In one of our first KryptoLessons, we examined Ethereum ↗. Ethereum became very significant within the blockchain space because it popularized the term smart contracts, started housing a wide variety of different tokens, and provided a framework for allowing developers to build decentralized applications. The Ethereum blockchain houses noteworthy decentralized projects such as the DeFi applications Chainlink ↗, Uniswap ↗, and Aave ↗. However, Ethereum´s market position is now contested: If we consider Ethereum king, the mission of the Binance smartchain is dethroning Ethereum.
Binance smartchain, or BSC ↗, is backed by Binance, which is known for today´s largest decentralized exchange (DEX) platform, Binance DEX ↗. Binance DEX is running on a parallel blockchain, namely the binance chain (BC), thus creating a ledger for transactions within the exchange. The Binance smartchain was additionally implemented in April 2020 to simultaneously support a smart contract function to users without deteriorating performance of the decentralized transactions on the BC. The two blockchains - BSC and BC - run in parallel. While the BC offers fast and high capacity for cryptocurrency decentralized exchanges, the BSC offers the possibility for smart contract deployment.

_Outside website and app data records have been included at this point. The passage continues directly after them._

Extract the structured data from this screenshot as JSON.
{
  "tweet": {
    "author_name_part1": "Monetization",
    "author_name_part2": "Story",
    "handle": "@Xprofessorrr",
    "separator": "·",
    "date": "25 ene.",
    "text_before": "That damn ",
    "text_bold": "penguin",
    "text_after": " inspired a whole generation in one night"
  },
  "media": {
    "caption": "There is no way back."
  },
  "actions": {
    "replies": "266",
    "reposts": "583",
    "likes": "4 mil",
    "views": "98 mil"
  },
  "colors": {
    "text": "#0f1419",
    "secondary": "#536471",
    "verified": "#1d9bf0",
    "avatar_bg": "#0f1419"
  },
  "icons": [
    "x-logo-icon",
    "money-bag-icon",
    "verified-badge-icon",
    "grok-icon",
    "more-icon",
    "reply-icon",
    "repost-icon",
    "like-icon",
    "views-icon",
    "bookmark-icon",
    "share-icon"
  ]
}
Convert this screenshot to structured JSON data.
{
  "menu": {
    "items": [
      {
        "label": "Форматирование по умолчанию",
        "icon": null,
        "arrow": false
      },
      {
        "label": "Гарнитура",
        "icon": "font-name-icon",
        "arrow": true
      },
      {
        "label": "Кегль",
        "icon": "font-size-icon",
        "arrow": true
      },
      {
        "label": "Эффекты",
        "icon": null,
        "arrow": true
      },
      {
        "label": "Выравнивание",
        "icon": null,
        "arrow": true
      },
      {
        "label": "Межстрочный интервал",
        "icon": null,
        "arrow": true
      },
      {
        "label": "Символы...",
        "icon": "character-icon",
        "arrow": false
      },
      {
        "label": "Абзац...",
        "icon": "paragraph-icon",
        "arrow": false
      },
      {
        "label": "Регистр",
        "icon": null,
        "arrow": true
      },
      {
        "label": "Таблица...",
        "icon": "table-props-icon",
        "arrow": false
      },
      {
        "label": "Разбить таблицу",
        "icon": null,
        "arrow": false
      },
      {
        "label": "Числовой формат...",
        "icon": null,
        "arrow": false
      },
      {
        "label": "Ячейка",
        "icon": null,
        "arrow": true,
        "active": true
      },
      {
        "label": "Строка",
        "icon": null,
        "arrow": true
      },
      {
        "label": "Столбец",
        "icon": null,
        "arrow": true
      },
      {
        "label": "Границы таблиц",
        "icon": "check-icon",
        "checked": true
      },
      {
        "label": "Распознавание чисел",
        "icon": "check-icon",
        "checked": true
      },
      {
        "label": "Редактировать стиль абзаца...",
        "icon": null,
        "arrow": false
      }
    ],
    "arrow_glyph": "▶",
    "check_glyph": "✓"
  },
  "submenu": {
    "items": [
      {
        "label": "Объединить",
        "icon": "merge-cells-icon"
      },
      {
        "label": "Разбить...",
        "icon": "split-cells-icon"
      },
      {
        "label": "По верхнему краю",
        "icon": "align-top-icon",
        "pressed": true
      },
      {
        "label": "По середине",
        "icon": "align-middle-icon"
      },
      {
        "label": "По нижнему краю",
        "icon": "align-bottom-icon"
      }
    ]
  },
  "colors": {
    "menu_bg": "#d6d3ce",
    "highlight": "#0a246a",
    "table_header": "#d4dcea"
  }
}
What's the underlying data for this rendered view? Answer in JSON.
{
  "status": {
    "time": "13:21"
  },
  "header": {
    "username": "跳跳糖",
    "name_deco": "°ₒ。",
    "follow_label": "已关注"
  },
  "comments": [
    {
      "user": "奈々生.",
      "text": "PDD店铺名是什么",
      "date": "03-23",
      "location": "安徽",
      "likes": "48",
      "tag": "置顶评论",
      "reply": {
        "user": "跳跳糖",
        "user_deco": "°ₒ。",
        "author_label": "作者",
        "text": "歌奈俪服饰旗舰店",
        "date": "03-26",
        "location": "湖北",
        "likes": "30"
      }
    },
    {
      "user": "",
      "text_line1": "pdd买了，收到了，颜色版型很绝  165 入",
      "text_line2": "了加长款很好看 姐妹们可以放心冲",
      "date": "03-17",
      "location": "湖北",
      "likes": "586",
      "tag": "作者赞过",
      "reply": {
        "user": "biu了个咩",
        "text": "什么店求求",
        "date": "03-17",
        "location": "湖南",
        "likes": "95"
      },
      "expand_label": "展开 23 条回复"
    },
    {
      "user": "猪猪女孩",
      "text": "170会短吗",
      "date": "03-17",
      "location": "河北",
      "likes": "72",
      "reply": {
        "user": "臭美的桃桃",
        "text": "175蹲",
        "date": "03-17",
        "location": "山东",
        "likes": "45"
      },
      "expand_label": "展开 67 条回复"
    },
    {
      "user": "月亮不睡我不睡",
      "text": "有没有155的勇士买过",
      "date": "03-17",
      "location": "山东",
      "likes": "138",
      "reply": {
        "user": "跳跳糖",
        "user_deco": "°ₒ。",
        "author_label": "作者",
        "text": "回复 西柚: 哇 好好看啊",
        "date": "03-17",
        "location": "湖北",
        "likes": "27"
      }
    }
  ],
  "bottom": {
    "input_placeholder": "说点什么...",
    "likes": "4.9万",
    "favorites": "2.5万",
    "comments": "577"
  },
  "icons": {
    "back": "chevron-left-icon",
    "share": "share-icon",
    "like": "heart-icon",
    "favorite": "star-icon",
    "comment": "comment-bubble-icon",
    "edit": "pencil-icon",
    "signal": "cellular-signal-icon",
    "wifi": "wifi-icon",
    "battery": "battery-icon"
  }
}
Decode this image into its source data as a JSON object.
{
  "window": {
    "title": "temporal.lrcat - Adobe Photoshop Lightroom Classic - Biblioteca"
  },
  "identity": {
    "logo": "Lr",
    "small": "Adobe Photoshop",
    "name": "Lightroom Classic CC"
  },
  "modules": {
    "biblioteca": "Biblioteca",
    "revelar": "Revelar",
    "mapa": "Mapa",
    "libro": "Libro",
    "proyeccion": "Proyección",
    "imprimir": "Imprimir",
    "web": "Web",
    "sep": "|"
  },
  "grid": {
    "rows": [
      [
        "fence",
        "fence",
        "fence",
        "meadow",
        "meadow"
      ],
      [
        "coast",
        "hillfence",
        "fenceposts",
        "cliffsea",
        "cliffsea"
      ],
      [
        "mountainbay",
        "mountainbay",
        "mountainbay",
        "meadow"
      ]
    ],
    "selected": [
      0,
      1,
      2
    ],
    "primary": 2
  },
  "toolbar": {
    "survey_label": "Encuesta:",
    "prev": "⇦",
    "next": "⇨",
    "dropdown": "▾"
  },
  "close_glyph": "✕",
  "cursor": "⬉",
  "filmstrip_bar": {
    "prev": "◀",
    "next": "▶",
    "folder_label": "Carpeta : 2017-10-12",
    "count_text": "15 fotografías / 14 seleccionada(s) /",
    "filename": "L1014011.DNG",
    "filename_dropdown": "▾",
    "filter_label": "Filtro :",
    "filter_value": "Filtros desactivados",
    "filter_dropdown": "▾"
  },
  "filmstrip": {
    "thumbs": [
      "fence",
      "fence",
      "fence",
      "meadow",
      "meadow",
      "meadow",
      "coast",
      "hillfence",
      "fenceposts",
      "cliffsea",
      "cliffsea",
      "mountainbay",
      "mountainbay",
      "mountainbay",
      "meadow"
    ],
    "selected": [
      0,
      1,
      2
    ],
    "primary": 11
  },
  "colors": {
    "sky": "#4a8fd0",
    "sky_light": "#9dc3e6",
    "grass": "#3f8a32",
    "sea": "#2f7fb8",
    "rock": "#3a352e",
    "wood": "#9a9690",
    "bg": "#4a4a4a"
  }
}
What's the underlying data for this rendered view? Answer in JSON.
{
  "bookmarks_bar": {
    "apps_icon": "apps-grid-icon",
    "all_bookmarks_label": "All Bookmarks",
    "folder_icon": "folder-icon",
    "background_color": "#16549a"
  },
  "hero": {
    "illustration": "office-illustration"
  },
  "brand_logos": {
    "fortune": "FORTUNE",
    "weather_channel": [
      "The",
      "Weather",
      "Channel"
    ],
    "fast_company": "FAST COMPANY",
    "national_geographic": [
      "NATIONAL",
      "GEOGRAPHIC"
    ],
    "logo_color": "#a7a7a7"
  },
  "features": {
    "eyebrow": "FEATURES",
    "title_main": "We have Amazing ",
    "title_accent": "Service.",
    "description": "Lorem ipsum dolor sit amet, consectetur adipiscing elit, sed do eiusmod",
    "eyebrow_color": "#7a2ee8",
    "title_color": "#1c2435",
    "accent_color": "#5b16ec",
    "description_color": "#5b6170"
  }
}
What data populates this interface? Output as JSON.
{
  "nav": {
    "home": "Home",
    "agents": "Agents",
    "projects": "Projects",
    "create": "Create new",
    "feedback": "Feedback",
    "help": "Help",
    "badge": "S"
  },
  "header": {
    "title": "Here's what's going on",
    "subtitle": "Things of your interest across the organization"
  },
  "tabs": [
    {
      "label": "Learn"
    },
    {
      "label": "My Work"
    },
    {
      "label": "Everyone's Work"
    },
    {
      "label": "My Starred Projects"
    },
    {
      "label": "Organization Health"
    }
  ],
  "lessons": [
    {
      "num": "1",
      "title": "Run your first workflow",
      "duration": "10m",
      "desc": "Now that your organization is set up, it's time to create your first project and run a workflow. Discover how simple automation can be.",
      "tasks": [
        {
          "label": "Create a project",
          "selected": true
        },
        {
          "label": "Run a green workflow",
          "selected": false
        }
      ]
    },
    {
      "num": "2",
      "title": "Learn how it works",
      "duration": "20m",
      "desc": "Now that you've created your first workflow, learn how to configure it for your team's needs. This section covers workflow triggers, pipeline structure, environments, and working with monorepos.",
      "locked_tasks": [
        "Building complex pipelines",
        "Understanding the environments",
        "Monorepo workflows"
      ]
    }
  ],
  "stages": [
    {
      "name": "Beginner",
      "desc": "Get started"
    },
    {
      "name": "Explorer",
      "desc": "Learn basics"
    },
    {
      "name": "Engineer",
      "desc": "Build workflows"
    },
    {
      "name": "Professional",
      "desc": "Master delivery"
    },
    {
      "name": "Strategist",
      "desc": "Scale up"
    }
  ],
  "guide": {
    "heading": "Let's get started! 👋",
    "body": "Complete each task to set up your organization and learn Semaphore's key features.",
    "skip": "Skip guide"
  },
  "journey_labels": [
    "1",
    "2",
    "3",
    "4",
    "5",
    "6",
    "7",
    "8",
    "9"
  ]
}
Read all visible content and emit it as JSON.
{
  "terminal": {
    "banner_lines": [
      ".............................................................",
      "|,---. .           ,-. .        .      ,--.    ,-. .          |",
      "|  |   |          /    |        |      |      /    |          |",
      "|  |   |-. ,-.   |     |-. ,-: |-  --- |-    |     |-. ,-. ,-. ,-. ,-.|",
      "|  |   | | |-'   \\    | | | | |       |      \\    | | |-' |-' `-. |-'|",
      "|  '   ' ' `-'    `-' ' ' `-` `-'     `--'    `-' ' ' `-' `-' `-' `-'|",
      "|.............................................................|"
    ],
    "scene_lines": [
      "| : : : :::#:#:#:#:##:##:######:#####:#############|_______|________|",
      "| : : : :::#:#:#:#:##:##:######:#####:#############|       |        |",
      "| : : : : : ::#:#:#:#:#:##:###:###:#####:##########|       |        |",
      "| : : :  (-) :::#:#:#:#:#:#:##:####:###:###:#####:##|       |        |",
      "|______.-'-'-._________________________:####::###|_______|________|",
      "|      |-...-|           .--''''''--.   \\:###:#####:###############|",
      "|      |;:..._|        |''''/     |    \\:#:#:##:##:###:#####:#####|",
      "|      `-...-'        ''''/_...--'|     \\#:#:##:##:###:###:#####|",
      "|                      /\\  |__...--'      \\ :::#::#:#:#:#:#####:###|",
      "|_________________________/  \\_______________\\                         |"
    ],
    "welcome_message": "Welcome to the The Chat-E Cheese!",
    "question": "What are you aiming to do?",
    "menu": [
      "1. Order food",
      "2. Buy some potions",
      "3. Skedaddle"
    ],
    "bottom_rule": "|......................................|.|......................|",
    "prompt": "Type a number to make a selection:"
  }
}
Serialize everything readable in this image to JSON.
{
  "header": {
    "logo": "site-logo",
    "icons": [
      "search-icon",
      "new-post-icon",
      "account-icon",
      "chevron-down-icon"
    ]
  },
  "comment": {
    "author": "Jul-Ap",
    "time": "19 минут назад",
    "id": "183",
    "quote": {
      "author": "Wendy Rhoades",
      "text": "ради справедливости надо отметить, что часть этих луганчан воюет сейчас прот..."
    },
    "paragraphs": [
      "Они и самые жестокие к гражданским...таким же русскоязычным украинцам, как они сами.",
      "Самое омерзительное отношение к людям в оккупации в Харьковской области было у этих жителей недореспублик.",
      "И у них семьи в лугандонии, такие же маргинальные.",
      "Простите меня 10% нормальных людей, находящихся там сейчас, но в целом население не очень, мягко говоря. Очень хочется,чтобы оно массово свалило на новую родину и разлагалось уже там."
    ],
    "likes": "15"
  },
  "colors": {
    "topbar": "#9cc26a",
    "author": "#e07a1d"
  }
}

Just like on Ethereum, developers can build decentralized applications on top of BSC. BSC offers superior scalability and significant lower transaction fees compared to Ethereum through a particular consensus mechanism, so-called Proof-of-Staked-Authority (PoSA): here, only the 21 most reputable nodes secure all network transactions. This mechanism is faster and therefore more efficient in building consensus than Proof-of-Work (PoW) ↗.
The advantages of scalability and low fees that BSC offers, come with one large detriment, a higher degree of centralization: A central entity, Binance, coordinates and performs the steering and development processes of BSC. At the same time, most of the 21 validators that fulfill the consensus mechanism PoSA are somehow directly or indirectly owned by Binance. Nonetheless, they are elected newly every day, and are selected by BC validators.
To keep barriers as low as possible for a project to switch from Ethereum to BSC, BSC enables projects currently operating on the Ethereum network to swap onto the BSC platform with little to no changes in the code. The current objective of BSC is to gain more users, and allocate total value locked (i.e. liquidity) and investments inside the market on itself.
Whereas Ethereum is a fully decentralized project with thousands of developers and validators, the strong centralization of BSC bears reasonable concerns. On the other hand, BSC outperforms Ethereum in terms of scalability and fees. Ethereum is currently implementing a large transfer from PoW to PoW, by which these disadvantages are expected to become abolished (see here ↗ for our in-depth KryptoLesson on how and why this transfer is performed). If this transformation is conducted quickly enough, Ethereum might remain the the go-to network for developing decentralized applications. If not, rivals such as Binance smartchain might be able to supersede Ethereum.
Photo by Ben Neale